Perhaps the most challenging work facing the filmmakers was the creation of a vehicle representing a new type of intergalactic transportation, which is constructed using the blueprints contained in the message from space. The machine itself is a gargantuan structure that 'launches' a capsule -- called "the Pod" -- containing the traveller. Verreaux describes it as "an enormous machine composed of rings that are linear accelerators, creating a kind of massive energy field or plasma vortex. The Pod, or the capsule, is dropped into the center of the vortex, where a worm-hole is created, and the traveller in the Pod is transported to another point in the universe instantaneously."

The theory of worm-hole time/space travel, in fact, was first presented by Sagan to the masses in his novel only after Sagan contacted renowned Cal Tech physicist Kip Thorn to inquire if such space travel were possible. Thorn expounded on Sagan's theory and provided the author with an essay -- in effect, a "bible" for worm-hole travel -- which was diligently adhered to in the story.

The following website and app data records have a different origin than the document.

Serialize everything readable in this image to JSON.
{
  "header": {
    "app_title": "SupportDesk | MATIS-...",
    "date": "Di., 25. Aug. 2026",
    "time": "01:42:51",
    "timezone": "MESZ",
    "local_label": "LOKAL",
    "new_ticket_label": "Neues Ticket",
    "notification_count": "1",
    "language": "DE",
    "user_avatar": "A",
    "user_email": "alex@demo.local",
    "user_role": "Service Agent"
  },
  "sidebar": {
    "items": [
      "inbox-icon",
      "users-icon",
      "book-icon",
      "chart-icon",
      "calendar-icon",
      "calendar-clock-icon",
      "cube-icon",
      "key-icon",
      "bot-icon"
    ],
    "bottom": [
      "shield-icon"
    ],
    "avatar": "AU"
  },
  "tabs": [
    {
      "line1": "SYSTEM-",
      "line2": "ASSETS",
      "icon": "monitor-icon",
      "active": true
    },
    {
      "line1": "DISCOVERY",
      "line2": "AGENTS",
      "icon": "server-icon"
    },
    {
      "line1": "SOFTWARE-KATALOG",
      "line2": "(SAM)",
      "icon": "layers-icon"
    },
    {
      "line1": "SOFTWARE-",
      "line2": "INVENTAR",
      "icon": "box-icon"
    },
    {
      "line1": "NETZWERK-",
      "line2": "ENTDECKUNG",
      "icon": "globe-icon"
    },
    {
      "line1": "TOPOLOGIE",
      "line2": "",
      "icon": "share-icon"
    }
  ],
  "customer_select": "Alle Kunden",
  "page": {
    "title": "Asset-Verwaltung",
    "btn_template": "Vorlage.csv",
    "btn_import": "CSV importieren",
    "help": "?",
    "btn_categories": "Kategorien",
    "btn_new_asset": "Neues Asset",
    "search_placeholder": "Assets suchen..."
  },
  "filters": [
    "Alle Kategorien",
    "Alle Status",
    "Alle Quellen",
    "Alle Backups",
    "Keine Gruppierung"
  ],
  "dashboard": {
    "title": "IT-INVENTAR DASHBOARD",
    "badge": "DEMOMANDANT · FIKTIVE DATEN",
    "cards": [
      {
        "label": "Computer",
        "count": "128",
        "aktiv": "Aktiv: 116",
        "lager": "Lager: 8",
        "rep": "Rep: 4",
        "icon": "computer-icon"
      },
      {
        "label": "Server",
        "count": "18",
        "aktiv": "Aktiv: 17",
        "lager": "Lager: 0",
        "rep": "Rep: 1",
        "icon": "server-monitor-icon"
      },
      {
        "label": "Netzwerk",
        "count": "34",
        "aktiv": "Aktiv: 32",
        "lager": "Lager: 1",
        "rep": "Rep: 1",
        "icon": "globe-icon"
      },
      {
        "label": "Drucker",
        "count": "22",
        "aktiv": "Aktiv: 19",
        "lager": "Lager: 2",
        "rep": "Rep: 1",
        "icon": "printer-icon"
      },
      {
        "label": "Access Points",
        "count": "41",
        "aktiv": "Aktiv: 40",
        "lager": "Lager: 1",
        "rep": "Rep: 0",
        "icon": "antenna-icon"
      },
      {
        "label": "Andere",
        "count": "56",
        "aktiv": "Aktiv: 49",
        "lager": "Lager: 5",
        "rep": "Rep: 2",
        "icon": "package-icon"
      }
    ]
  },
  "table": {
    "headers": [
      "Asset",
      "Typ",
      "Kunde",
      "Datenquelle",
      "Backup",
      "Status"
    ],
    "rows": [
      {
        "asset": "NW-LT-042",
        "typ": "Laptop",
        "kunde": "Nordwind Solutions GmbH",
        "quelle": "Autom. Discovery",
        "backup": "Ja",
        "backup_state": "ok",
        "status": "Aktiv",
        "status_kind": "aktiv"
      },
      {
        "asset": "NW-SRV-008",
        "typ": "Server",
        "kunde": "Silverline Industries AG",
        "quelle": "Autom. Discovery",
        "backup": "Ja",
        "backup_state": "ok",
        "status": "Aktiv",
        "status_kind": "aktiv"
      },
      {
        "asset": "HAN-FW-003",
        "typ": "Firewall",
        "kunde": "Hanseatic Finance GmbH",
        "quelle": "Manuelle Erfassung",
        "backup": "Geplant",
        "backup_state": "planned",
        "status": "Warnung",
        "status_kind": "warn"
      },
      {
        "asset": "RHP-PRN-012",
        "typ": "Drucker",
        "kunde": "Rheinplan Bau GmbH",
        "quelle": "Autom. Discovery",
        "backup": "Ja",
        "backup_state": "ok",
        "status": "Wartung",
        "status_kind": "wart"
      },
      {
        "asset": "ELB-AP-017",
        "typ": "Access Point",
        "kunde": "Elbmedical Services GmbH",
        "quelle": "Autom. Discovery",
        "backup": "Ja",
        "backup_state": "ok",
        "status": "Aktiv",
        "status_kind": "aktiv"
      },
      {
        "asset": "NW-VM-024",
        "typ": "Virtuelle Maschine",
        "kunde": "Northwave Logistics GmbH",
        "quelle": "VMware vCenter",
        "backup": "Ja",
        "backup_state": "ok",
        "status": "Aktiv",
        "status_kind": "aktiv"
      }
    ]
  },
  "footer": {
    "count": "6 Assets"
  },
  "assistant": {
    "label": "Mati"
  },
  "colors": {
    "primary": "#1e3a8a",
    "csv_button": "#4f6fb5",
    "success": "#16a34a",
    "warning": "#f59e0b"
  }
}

The director notes, "The machine in Sagan's novel was somewhat vague, which is fine for a book. In a movie, though, if you're going to build a giant physical structure of alien design, you have to make it believable. It had to be huge, so that the audience would feel like it was bigger than man should be tinkering with. It had to look absolutely real."

Early conceptual designs of the Pod itself were based, as it existed in the novel, on one of the primary shapes in geometry, a dodecahedron or a twelve-sided figure. Eventually the Pod was modified to a spherical capsule that encases the traveller. Verreaux worked with designer Steve Berg drafting early renderings of the capsule which is suspended 1,000 feet above and then dropped into the center of the large atomic structure of the accelerator rings of the machine. Designers at Sony Imageworks lifted visual references from physics (the nucleus at the center of an atom) and nature (the pollination that occurs at the center of a flower) for the massive machine.

Zemeckis and his team also made several visits to the Kennedy Space Center in Cape Canaveral, where officials allowed them access to sites off-limits to most visitors. Filmmakers were brought onto Launch Pad V prior to the launch of the space shuttle. There, they concentrated on the mechanics of the elevator and the gantry area and loading arm. The resulting photographs and research were incorporated into the design of the machine's surrounding supports and gantry.

Once the concept met with the filmmakers' approval, physical construction began on the sets for the Pod itself, the interior of the elevator and the gantry, which took almost four months to build. (Sony Imageworks utilized digital effects to create the remainder of the enormous machine.)

Upon completion of Pod filming, actual shots of the physical sets were seamlessly blended with Imageworks' effects shots of the machine with its giant vortex of spinning rings. Theoretical science and physics meet reality in an awe-inspiring combination. Zemeckis believes, "There is a visceral, cinematic suspense in the Pod, a huge-scale danger -- but also an incredible beauty."


©1997 Warner Bros.